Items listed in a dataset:
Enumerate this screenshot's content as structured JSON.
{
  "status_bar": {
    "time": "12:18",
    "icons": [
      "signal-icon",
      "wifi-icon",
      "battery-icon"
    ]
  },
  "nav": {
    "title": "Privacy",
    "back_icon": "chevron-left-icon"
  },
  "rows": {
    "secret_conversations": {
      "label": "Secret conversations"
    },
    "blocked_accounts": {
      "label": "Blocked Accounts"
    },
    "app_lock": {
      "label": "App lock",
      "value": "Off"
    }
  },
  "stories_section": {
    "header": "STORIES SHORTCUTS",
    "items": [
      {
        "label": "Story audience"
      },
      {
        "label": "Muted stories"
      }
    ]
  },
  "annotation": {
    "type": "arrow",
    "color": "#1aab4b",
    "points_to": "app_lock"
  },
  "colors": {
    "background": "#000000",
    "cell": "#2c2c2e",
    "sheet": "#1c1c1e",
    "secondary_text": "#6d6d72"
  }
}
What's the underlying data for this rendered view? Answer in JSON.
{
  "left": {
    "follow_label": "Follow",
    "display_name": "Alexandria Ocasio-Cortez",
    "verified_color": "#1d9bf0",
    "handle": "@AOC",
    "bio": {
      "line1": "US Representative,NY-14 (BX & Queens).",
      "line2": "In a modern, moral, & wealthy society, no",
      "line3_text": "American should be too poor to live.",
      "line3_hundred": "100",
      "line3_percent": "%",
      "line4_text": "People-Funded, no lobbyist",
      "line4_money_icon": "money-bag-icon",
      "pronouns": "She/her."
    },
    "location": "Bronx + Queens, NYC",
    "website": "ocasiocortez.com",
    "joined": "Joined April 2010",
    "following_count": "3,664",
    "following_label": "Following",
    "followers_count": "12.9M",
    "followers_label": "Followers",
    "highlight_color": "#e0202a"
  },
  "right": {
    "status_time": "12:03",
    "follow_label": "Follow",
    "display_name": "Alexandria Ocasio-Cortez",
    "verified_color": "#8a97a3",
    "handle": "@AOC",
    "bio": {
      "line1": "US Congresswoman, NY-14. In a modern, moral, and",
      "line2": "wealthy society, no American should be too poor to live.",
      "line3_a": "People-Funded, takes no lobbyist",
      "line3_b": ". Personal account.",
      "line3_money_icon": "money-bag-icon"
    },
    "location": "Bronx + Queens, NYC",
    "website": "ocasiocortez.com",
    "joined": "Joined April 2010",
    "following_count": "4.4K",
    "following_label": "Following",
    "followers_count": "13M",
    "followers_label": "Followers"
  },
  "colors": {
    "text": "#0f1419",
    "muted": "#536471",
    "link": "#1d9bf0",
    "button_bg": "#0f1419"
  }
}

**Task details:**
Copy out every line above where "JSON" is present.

**The answer:**
Enumerate this screenshot's content as structured JSON.
What's the underlying data for this rendered view? Answer in JSON.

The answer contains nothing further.